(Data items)
--- START ---

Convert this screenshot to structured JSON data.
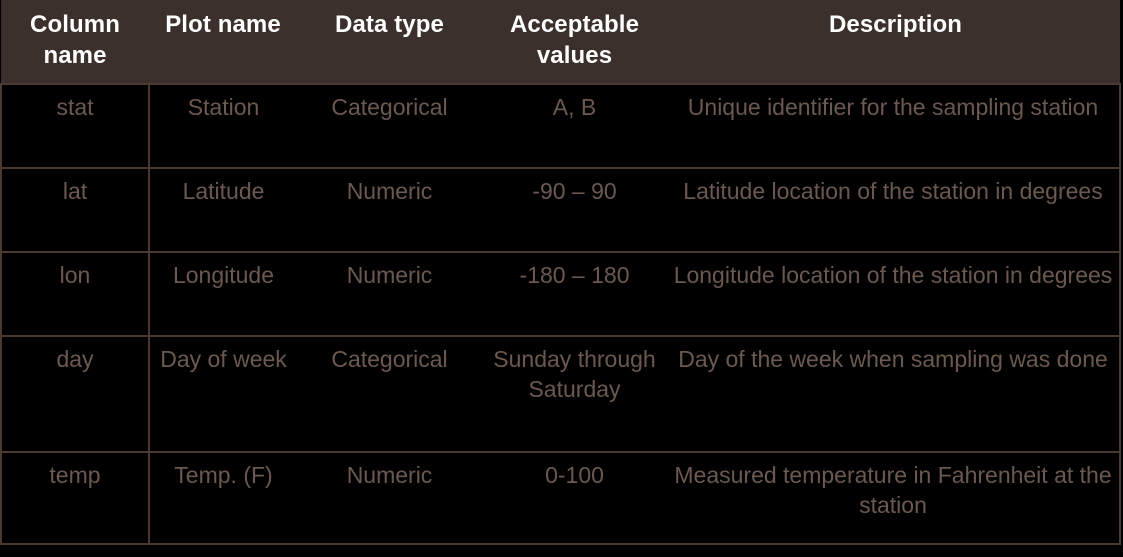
{
  "table": {
    "columns": [
      {
        "key": "column_name",
        "label": "Column\nname"
      },
      {
        "key": "plot_name",
        "label": "Plot\nname"
      },
      {
        "key": "data_type",
        "label": "Data type"
      },
      {
        "key": "acceptable_values",
        "label": "Acceptable\nvalues"
      },
      {
        "key": "description",
        "label": "Description"
      }
    ],
    "headers": {
      "column_name": "Column name",
      "plot_name": "Plot name",
      "data_type": "Data type",
      "acceptable_values": "Acceptable values",
      "description": "Description"
    },
    "rows": [
      {
        "column_name": "stat",
        "plot_name": "Station",
        "data_type": "Categorical",
        "acceptable_values": "A, B",
        "description": "Unique identifier for the sampling station"
      },
      {
        "column_name": "lat",
        "plot_name": "Latitude",
        "data_type": "Numeric",
        "acceptable_values": "-90 – 90",
        "description": "Latitude location of the station in degrees"
      },
      {
        "column_name": "lon",
        "plot_name": "Longitude",
        "data_type": "Numeric",
        "acceptable_values": "-180 – 180",
        "description": "Longitude location of the station in degrees"
      },
      {
        "column_name": "day",
        "plot_name": "Day of week",
        "data_type": "Categorical",
        "acceptable_values": "Sunday through Saturday",
        "description": "Day of the week when sampling was done"
      },
      {
        "column_name": "temp",
        "plot_name": "Temp. (F)",
        "data_type": "Numeric",
        "acceptable_values": "0-100",
        "description": "Measured temperature in Fahrenheit at the station"
      }
    ]
  },
  "colors": {
    "header_background": "#3b302b",
    "header_text": "#ffffff",
    "body_background": "#000000",
    "body_text": "#6b5951",
    "border": "#4b3a32"
  }
}
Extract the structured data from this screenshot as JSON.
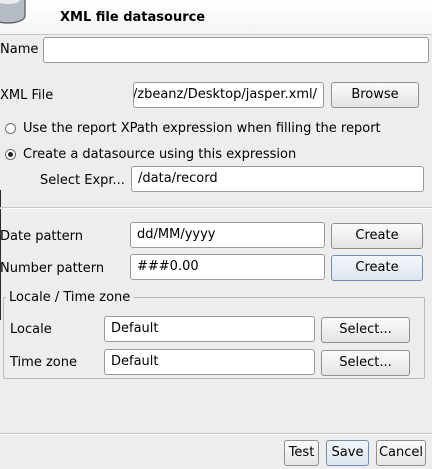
{
  "dialog": {
    "title": "XML file datasource"
  },
  "name": {
    "label": "Name",
    "value": ""
  },
  "xml_file": {
    "label": "XML File",
    "value": "/home/zbeanz/Desktop/jasper.xml",
    "browse_label": "Browse"
  },
  "options": {
    "report_xpath": {
      "label": "Use the report XPath expression when filling the report",
      "checked": false
    },
    "create_datasource": {
      "label": "Create a datasource using this expression",
      "checked": true
    }
  },
  "select_expr": {
    "label": "Select Expr...",
    "value": "/data/record"
  },
  "date_pattern": {
    "label": "Date pattern",
    "value": "dd/MM/yyyy",
    "create_label": "Create"
  },
  "number_pattern": {
    "label": "Number pattern",
    "value": "###0.00",
    "create_label": "Create"
  },
  "locale_group": {
    "legend": "Locale / Time zone",
    "locale": {
      "label": "Locale",
      "value": "Default",
      "select_label": "Select..."
    },
    "timezone": {
      "label": "Time zone",
      "value": "Default",
      "select_label": "Select..."
    }
  },
  "footer": {
    "test_label": "Test",
    "save_label": "Save",
    "cancel_label": "Cancel"
  },
  "icons": {
    "datasource": "database-icon"
  }
}
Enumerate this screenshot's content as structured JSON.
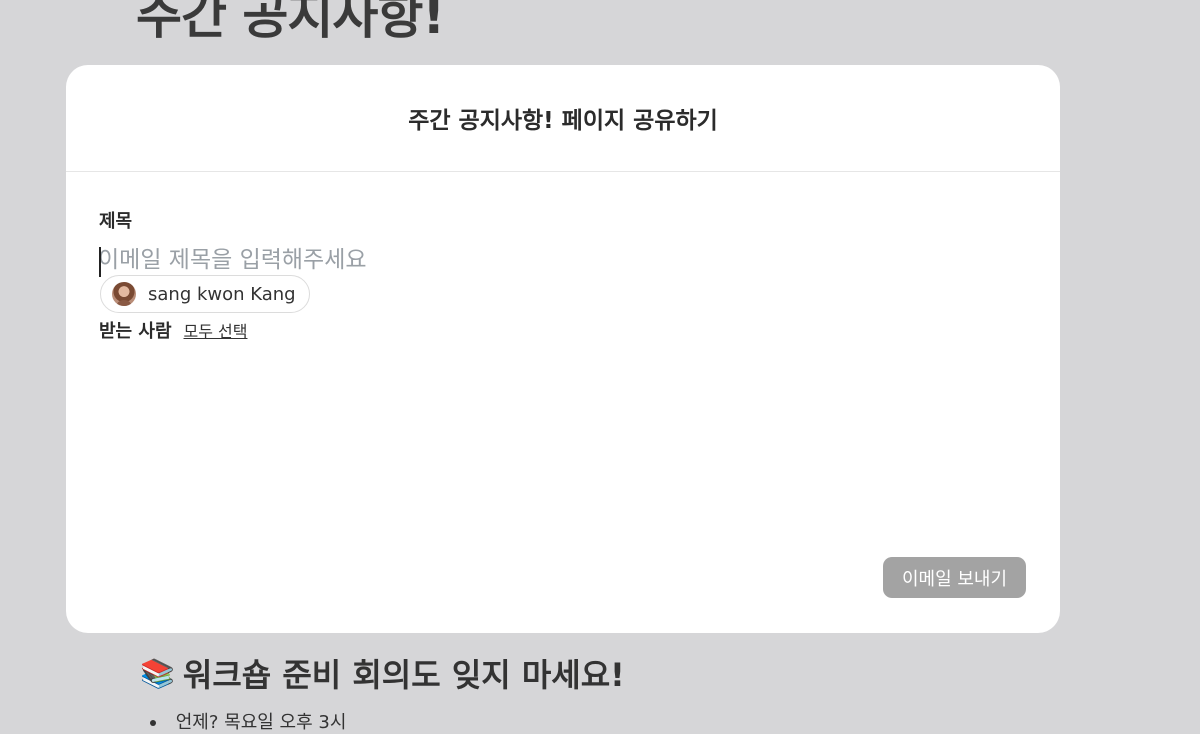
{
  "background": {
    "page_title": "주간 공지사항!",
    "section_heading": "워크숍 준비 회의도 잊지 마세요!",
    "section_icon": "books-icon",
    "list_item": "언제? 목요일 오후 3시"
  },
  "modal": {
    "title": "주간 공지사항! 페이지 공유하기",
    "subject": {
      "label": "제목",
      "value": "",
      "placeholder": "이메일 제목을 입력해주세요"
    },
    "recipients": {
      "label": "받는 사람",
      "select_all": "모두 선택",
      "people": [
        {
          "name": "sang kwon Kang",
          "avatar": "avatar"
        }
      ]
    },
    "send_button": "이메일 보내기"
  },
  "colors": {
    "backdrop": "#d6d6d8",
    "modal_bg": "#ffffff",
    "button_disabled": "#a3a3a3",
    "placeholder": "#9aa0a6"
  }
}
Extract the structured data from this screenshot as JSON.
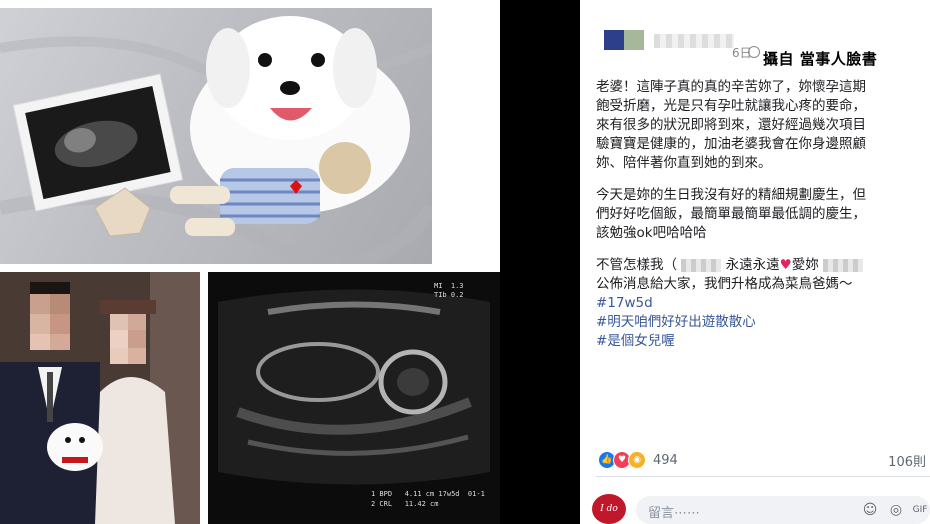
{
  "post": {
    "date": "6日",
    "caption_overlay": "攝自 當事人臉書",
    "paragraphs": [
      [
        "老婆！這陣子真的真的辛苦妳了，妳懷孕這期",
        "飽受折磨，光是只有孕吐就讓我心疼的要命，",
        "來有很多的狀況即將到來，還好經過幾次項目",
        "驗寶寶是健康的，加油老婆我會在你身邊照顧",
        "妳、陪伴著你直到她的到來。"
      ],
      [
        "今天是妳的生日我沒有好的精細規劃慶生，但",
        "們好好吃個飯，最簡單最簡單最低調的慶生，",
        "該勉強ok吧哈哈哈"
      ]
    ],
    "love_line_prefix": "不管怎樣我（",
    "love_line_mid": "永遠永遠",
    "love_line_suffix": "愛妳",
    "announce_line": "公佈消息給大家，我們升格成為菜鳥爸媽～",
    "hashtags": [
      "#17w5d",
      "#明天咱們好好出遊散散心",
      "#是個女兒喔"
    ],
    "reaction_count": "494",
    "comment_count": "106則",
    "comment_placeholder": "留言⋯⋯",
    "commenter_avatar_text": "I do"
  },
  "ultrasound": {
    "bpd_line": "1 BPD   4.11 cm 17w5d  01-1",
    "crl_line": "2 CRL   11.42 cm",
    "mi_line": "MI  1.3",
    "ti_line": "TIb 0.2"
  },
  "icons": {
    "like": "thumbs-up-icon",
    "love": "heart-icon",
    "wow": "wow-face-icon",
    "emoji": "smiley-icon",
    "camera": "camera-icon",
    "gif": "gif-icon"
  },
  "colors": {
    "hashtag": "#385898",
    "like_blue": "#1877f2",
    "love_red": "#f33e58",
    "wow_yellow": "#f7b125"
  }
}
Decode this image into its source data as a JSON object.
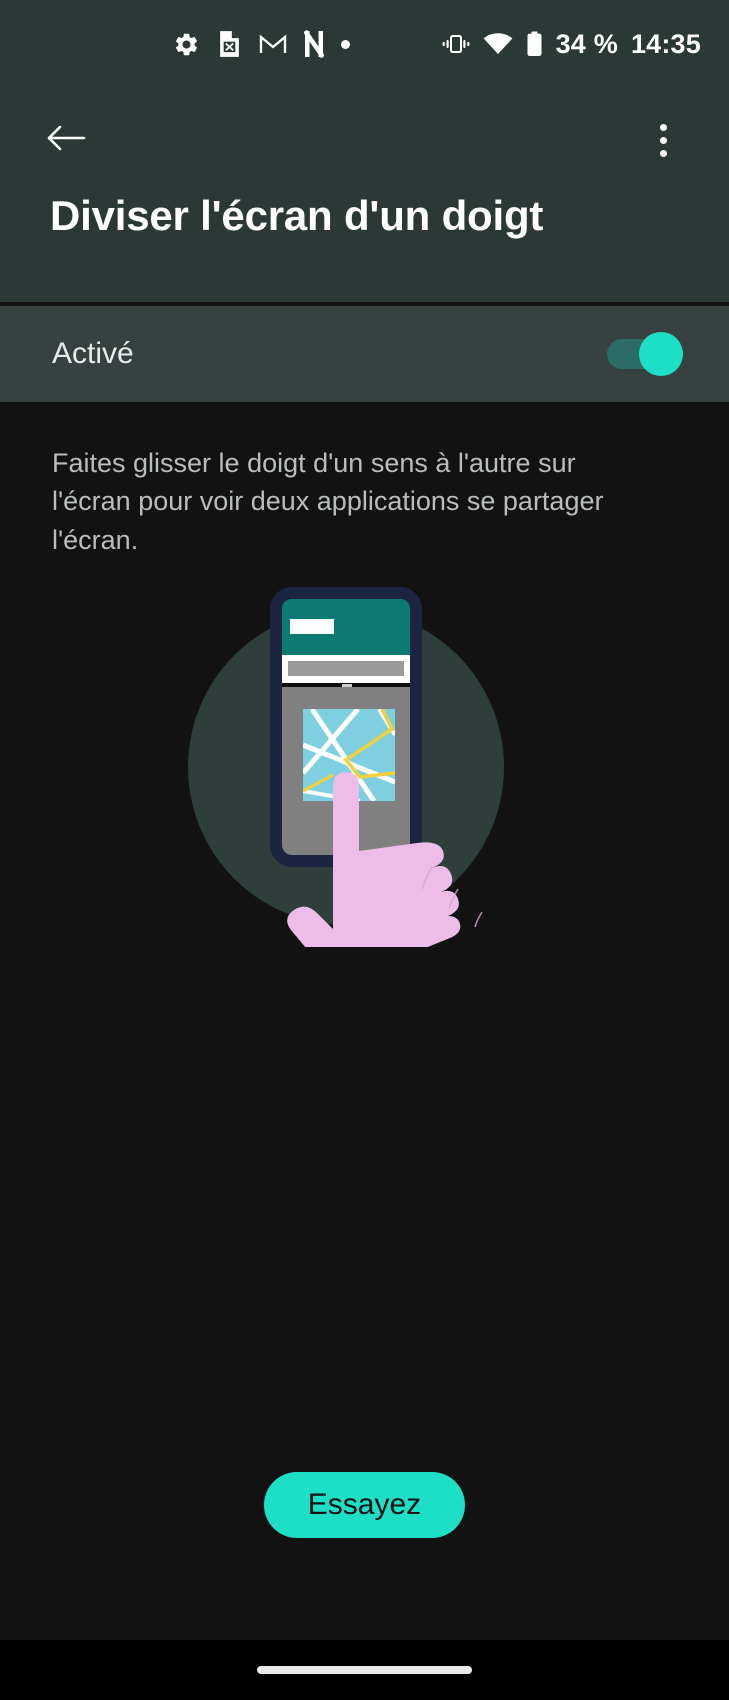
{
  "statusbar": {
    "left_icons": [
      {
        "name": "settings-gear-icon",
        "label": "Paramètres"
      },
      {
        "name": "spreadsheet-file-icon",
        "label": "Fichier tableur"
      },
      {
        "name": "gmail-icon",
        "label": "Gmail"
      },
      {
        "name": "netflix-icon",
        "label": "Netflix"
      },
      {
        "name": "more-notifications-dot-icon",
        "label": "Plus de notifications"
      }
    ],
    "right_icons": [
      {
        "name": "vibrate-icon",
        "label": "Mode vibreur"
      },
      {
        "name": "wifi-icon",
        "label": "Wi-Fi"
      },
      {
        "name": "battery-icon",
        "label": "Batterie"
      }
    ],
    "battery_level": "34 %",
    "clock": "14:35"
  },
  "appbar": {
    "back_icon": "back-arrow-icon",
    "overflow_icon": "more-vert-icon",
    "title": "Diviser l'écran d'un doigt"
  },
  "setting": {
    "label": "Activé",
    "enabled": true
  },
  "main": {
    "description": "Faites glisser le doigt d'un sens à l'autre sur l'écran pour voir deux applications se partager l'écran.",
    "illustration_name": "split-screen-swipe-illustration"
  },
  "cta": {
    "label": "Essayez"
  },
  "navbar": {
    "gesture_pill": "gesture-home-pill"
  },
  "colors": {
    "status_bar_bg": "#2b3836",
    "app_bar_bg": "#2b3836",
    "toggle_row_bg": "#37413f",
    "page_bg": "#121212",
    "accent": "#1ddfc6",
    "switch_track": "#2c6b64",
    "description_text": "#b9bdbc",
    "illustration_circle": "#2d3e3b",
    "phone_bezel": "#1b2440",
    "phone_header": "#0b7a73",
    "phone_body": "#808080",
    "map_bg": "#7ed0e0",
    "map_road": "#ffffff",
    "map_highway": "#f2d23c",
    "hand": "#eebce8"
  }
}
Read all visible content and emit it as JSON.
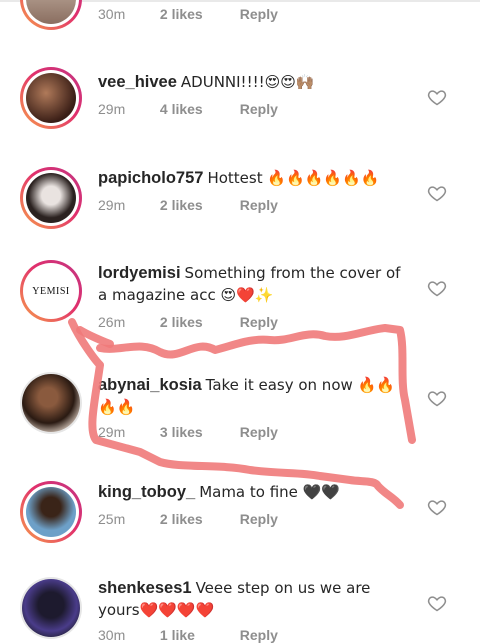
{
  "comments": [
    {
      "username": "",
      "text": "",
      "time": "30m",
      "likes": "2 likes",
      "reply": "Reply"
    },
    {
      "username": "vee_hivee",
      "text": "ADUNNI!!!!😍😍🙌🏽",
      "time": "29m",
      "likes": "4 likes",
      "reply": "Reply"
    },
    {
      "username": "papicholo757",
      "text": "Hottest 🔥🔥🔥🔥🔥🔥",
      "time": "29m",
      "likes": "2 likes",
      "reply": "Reply"
    },
    {
      "username": "lordyemisi",
      "text": "Something from the cover of a magazine acc 😍❤️✨",
      "time": "26m",
      "likes": "2 likes",
      "reply": "Reply",
      "avatar_text": "YEMISI"
    },
    {
      "username": "abynai_kosia",
      "text": "Take it easy on now 🔥🔥🔥🔥",
      "time": "29m",
      "likes": "3 likes",
      "reply": "Reply"
    },
    {
      "username": "king_toboy_",
      "text": "Mama to fine 🖤🖤",
      "time": "25m",
      "likes": "2 likes",
      "reply": "Reply"
    },
    {
      "username": "shenkeses1",
      "text": "Veee step on us we are yours❤️❤️❤️❤️",
      "time": "30m",
      "likes": "1 like",
      "reply": "Reply"
    }
  ],
  "colors": {
    "scribble": "#f07a7a",
    "meta": "#8e8e8e",
    "story_ring": "#e1306c"
  },
  "icons": {
    "like": "heart-outline-icon"
  }
}
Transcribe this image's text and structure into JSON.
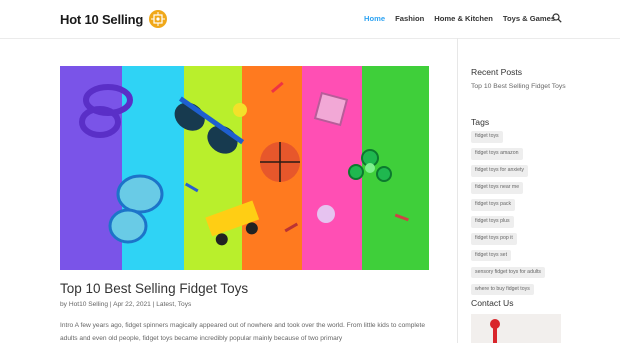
{
  "site": {
    "logo_text": "Hot 10 Selling"
  },
  "nav": {
    "items": [
      {
        "label": "Home",
        "active": true
      },
      {
        "label": "Fashion",
        "active": false
      },
      {
        "label": "Home & Kitchen",
        "active": false
      },
      {
        "label": "Toys & Games",
        "active": false
      }
    ],
    "search_icon": "search-icon"
  },
  "post": {
    "title": "Top 10 Best Selling Fidget Toys",
    "meta": {
      "by": "by",
      "author": "Hot10 Selling",
      "sep": " | ",
      "date": "Apr 22, 2021",
      "category1": "Latest",
      "comma": ", ",
      "category2": "Toys"
    },
    "excerpt": "Intro A few years ago, fidget spinners magically appeared out of nowhere and took over the world. From little kids to complete adults and even old people, fidget toys became incredibly popular mainly because of two primary"
  },
  "sidebar": {
    "recent_posts_title": "Recent Posts",
    "recent_posts": [
      "Top 10 Best Selling Fidget Toys"
    ],
    "tags_title": "Tags",
    "tags": [
      "fidget toys",
      "fidget toys amazon",
      "fidget toys for anxiety",
      "fidget toys near me",
      "fidget toys pack",
      "fidget toys plus",
      "fidget toys pop it",
      "fidget toys set",
      "sensory fidget toys for adults",
      "where to buy fidget toys"
    ],
    "contact_title": "Contact Us"
  },
  "colors": {
    "accent": "#2ea3f2",
    "logo_badge": "#f0a81a",
    "stripes": [
      "#7a54e8",
      "#2fd3f5",
      "#b9ef2c",
      "#ff7a1f",
      "#ff4fb4",
      "#3fcf3a"
    ]
  }
}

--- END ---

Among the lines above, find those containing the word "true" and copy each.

_Final answer:_
      "checked": true
    "enabled": true
        "active": true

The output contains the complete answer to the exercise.